Oil Prices: Hurting the Economy?

The price of oil, or more concretely, the price of the gasoline you put into your vehicle's tank has gotten tremendous attention recently. You would expect it to since it has doubled in price per gallon in the past three years. That being said, however, is this really a crisis, something that will drag our economy in significant ways, or is it merely election hype.

Knowlege @ Wharton has published an excellent article demonstrating just what economic effects we'll see or have already seen.

Here is one quote from the article that I liked and somewhat different that what you'll find on talk radio or the daily news cycle (probably because with this its harder to blame a domestic political opponent):

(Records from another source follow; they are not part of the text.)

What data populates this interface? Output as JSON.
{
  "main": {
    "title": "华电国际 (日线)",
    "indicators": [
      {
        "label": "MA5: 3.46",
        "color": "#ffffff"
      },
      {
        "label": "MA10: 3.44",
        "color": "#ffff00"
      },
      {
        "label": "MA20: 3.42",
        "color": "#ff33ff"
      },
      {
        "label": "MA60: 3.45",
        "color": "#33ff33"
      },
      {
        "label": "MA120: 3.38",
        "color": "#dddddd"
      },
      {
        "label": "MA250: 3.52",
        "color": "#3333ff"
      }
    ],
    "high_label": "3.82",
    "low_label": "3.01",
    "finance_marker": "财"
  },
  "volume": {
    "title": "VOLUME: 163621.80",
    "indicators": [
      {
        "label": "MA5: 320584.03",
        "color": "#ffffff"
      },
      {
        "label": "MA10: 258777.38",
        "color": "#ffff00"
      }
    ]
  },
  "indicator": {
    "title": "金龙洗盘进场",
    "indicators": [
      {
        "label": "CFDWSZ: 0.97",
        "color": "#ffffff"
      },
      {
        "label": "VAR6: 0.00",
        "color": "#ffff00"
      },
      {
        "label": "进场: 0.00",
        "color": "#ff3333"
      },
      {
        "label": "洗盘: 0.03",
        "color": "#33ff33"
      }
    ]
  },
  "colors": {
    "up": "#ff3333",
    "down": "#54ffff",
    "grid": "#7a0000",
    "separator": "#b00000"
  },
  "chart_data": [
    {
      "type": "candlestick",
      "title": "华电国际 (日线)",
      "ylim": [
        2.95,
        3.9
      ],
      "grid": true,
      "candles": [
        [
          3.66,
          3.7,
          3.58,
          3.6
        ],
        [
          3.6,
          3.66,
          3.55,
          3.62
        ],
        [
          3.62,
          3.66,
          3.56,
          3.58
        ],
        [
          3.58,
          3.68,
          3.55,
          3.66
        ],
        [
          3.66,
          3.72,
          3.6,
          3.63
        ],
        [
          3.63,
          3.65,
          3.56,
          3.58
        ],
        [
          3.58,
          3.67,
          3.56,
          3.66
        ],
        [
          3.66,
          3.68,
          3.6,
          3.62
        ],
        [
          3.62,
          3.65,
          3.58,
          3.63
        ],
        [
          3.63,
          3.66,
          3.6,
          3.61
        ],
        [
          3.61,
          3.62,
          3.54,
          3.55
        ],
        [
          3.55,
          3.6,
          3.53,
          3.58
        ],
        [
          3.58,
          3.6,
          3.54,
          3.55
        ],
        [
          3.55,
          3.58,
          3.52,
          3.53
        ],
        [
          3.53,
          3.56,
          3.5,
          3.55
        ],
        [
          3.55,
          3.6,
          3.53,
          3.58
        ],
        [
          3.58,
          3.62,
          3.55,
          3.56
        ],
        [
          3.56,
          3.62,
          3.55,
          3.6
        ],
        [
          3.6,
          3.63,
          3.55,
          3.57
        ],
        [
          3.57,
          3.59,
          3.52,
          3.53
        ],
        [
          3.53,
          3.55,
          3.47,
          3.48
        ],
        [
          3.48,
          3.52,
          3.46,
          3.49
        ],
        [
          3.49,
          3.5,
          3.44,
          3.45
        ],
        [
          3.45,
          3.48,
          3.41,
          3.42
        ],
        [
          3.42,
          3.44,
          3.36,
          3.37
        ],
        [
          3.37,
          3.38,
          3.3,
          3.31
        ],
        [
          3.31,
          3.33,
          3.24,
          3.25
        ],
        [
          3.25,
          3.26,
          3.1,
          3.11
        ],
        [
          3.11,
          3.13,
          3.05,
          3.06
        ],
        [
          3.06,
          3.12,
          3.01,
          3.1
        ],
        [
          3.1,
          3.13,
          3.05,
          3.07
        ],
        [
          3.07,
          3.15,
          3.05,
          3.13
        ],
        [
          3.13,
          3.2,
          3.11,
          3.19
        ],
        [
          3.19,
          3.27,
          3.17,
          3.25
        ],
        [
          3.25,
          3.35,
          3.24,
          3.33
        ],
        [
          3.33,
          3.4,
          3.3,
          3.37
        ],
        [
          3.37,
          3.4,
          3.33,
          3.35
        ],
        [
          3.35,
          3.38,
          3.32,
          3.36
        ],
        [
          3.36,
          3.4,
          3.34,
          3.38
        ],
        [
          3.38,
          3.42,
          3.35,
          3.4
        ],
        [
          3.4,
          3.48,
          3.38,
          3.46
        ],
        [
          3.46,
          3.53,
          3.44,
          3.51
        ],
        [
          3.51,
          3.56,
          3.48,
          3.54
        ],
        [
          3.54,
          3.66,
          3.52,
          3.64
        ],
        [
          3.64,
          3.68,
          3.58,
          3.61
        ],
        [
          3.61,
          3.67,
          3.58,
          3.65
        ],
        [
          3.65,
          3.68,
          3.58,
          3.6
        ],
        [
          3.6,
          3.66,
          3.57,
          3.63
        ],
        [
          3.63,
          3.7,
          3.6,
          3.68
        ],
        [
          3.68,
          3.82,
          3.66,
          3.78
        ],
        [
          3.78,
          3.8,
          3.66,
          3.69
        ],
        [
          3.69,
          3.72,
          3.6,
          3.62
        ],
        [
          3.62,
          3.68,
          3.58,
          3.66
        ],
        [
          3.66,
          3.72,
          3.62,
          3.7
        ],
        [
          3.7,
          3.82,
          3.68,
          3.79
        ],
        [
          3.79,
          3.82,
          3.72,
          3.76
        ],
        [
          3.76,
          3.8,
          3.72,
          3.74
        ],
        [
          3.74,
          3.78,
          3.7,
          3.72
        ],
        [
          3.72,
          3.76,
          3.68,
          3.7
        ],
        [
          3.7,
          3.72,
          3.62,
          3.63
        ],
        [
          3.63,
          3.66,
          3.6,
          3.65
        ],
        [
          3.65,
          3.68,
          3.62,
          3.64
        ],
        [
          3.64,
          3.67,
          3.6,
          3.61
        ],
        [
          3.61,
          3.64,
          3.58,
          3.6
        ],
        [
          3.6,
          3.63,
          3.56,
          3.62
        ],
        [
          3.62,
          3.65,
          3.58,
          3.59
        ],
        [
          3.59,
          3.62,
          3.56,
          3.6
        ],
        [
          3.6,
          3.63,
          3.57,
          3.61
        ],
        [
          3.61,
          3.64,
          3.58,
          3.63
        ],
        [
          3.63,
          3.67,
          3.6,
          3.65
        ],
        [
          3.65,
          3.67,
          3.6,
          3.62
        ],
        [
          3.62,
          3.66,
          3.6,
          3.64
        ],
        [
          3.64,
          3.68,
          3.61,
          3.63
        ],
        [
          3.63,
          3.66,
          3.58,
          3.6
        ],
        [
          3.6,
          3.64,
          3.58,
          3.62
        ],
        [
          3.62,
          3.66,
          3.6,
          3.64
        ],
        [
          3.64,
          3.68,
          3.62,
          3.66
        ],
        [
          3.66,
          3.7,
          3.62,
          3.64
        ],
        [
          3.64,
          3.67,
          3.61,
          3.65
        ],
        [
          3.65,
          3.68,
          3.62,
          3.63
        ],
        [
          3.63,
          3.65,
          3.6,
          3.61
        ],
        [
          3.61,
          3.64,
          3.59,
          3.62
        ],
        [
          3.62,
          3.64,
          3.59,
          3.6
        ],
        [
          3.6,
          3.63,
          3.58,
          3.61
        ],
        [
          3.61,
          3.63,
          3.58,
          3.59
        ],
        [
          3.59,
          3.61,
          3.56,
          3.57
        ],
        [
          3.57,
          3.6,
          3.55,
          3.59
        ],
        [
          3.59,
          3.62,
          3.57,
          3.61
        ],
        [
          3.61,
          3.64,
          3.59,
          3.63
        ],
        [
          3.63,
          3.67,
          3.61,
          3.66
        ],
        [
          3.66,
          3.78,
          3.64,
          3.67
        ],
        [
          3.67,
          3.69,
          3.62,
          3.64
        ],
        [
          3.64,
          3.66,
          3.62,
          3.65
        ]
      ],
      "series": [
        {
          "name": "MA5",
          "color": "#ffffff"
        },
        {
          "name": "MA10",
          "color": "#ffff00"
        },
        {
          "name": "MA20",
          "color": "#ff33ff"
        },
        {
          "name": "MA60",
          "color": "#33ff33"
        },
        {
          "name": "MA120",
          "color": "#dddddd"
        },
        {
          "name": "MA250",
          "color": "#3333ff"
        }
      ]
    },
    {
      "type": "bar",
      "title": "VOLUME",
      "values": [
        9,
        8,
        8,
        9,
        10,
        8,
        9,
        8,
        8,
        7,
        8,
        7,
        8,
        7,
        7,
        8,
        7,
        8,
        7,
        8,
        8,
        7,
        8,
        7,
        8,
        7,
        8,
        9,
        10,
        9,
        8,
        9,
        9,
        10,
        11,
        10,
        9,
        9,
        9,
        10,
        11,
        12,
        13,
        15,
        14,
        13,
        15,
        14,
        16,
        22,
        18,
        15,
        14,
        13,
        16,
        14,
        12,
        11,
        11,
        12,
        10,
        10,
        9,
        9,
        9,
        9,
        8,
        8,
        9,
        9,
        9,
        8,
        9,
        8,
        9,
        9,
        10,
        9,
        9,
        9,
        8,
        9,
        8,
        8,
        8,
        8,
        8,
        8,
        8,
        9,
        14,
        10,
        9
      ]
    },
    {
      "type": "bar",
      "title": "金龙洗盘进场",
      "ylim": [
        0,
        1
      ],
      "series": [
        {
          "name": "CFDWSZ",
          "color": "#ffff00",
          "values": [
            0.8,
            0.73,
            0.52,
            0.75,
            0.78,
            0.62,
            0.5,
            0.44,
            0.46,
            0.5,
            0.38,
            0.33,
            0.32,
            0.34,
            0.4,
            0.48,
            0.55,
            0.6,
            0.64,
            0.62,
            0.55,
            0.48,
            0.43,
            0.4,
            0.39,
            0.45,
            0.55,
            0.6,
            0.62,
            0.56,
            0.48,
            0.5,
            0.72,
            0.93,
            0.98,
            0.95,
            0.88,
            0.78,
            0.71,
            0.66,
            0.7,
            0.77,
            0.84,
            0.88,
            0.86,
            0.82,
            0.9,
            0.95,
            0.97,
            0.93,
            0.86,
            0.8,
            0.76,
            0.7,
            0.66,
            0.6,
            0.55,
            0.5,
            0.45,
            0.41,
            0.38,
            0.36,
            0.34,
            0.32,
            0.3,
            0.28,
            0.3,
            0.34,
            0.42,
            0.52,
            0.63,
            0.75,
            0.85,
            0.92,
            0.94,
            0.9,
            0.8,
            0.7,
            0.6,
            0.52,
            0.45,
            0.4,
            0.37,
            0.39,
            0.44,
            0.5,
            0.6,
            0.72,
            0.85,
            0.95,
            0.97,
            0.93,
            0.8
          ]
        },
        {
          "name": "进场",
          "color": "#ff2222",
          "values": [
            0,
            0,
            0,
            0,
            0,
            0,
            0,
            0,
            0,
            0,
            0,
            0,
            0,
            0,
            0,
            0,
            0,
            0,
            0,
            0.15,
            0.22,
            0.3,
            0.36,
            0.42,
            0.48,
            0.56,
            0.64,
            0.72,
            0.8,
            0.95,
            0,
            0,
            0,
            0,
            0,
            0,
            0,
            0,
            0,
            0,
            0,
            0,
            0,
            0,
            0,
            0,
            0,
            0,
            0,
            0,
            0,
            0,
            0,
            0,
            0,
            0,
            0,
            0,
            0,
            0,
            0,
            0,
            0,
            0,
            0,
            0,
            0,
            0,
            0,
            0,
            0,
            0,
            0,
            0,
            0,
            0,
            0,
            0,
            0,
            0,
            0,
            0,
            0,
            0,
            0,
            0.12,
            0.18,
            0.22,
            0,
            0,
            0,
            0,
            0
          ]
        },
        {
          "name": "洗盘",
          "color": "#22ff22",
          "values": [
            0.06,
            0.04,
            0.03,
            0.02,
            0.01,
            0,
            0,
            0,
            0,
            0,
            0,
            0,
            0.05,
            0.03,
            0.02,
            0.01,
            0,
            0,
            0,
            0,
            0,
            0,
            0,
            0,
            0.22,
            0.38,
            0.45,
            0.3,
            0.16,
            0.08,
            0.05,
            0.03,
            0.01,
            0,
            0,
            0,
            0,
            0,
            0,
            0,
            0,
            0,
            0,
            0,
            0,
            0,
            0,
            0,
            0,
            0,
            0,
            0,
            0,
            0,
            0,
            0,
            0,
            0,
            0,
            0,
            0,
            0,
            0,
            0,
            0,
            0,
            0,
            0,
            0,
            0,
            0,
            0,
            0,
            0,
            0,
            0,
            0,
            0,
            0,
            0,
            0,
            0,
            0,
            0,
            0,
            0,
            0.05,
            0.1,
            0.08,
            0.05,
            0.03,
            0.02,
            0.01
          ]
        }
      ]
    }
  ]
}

Souleles also notes that while today's oil and gasoline prices are high in nominal terms, they are, in real terms, close to, or even below, their 1980s peak. "A dollar isn't worth as much today as it was 20 years ago," he says. "Oil prices have not risen as much as people think in real terms. Our overall demand for oil can still rise. But the economy is more fuel-efficient than it used to be and the increased role of the service sector means we need less oil to produce each unit of GDP. My sense is we might be using half as much oil per unit of GDP now [than in the 1980s]. China and many developing countries are less fuel-efficient, so they use more oil per unit of GDP. And their demand for oil has increased."